RECORDS PROVIDED:
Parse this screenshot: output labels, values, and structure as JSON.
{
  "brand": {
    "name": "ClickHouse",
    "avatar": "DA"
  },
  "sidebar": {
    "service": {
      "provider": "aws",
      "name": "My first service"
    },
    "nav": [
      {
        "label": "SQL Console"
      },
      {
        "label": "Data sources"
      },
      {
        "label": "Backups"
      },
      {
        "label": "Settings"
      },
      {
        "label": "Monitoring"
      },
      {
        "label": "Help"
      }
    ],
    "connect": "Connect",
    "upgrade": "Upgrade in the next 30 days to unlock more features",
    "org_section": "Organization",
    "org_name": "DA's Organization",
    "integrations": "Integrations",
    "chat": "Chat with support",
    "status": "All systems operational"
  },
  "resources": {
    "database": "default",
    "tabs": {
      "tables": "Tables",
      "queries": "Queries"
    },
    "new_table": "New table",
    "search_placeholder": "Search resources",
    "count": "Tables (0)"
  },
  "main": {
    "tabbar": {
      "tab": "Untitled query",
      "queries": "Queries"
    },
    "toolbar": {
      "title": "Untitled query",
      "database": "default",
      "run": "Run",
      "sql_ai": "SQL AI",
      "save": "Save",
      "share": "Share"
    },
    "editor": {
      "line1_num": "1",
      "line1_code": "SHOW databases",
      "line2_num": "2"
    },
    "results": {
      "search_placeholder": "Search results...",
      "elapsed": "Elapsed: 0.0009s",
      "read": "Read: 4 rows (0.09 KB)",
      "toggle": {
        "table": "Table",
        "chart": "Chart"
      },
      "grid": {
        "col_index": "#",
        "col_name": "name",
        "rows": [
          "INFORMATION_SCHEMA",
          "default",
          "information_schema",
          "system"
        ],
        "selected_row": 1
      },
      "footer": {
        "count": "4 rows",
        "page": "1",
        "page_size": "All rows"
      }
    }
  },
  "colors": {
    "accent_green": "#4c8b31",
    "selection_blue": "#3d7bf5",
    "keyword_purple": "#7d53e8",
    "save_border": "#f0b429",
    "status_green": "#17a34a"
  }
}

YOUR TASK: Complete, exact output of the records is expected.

EXERCISE OUTPUT:
Parse this screenshot: output labels, values, and structure as JSON.
{
  "brand": {
    "name": "ClickHouse",
    "avatar": "DA"
  },
  "sidebar": {
    "service": {
      "provider": "aws",
      "name": "My first service"
    },
    "nav": [
      {
        "label": "SQL Console"
      },
      {
        "label": "Data sources"
      },
      {
        "label": "Backups"
      },
      {
        "label": "Settings"
      },
      {
        "label": "Monitoring"
      },
      {
        "label": "Help"
      }
    ],
    "connect": "Connect",
    "upgrade": "Upgrade in the next 30 days to unlock more features",
    "org_section": "Organization",
    "org_name": "DA's Organization",
    "integrations": "Integrations",
    "chat": "Chat with support",
    "status": "All systems operational"
  },
  "resources": {
    "database": "default",
    "tabs": {
      "tables": "Tables",
      "queries": "Queries"
    },
    "new_table": "New table",
    "search_placeholder": "Search resources",
    "count": "Tables (0)"
  },
  "main": {
    "tabbar": {
      "tab": "Untitled query",
      "queries": "Queries"
    },
    "toolbar": {
      "title": "Untitled query",
      "database": "default",
      "run": "Run",
      "sql_ai": "SQL AI",
      "save": "Save",
      "share": "Share"
    },
    "editor": {
      "line1_num": "1",
      "line1_code": "SHOW databases",
      "line2_num": "2"
    },
    "results": {
      "search_placeholder": "Search results...",
      "elapsed": "Elapsed: 0.0009s",
      "read": "Read: 4 rows (0.09 KB)",
      "toggle": {
        "table": "Table",
        "chart": "Chart"
      },
      "grid": {
        "col_index": "#",
        "col_name": "name",
        "rows": [
          "INFORMATION_SCHEMA",
          "default",
          "information_schema",
          "system"
        ],
        "selected_row": 1
      },
      "footer": {
        "count": "4 rows",
        "page": "1",
        "page_size": "All rows"
      }
    }
  },
  "colors": {
    "accent_green": "#4c8b31",
    "selection_blue": "#3d7bf5",
    "keyword_purple": "#7d53e8",
    "save_border": "#f0b429",
    "status_green": "#17a34a"
  }
}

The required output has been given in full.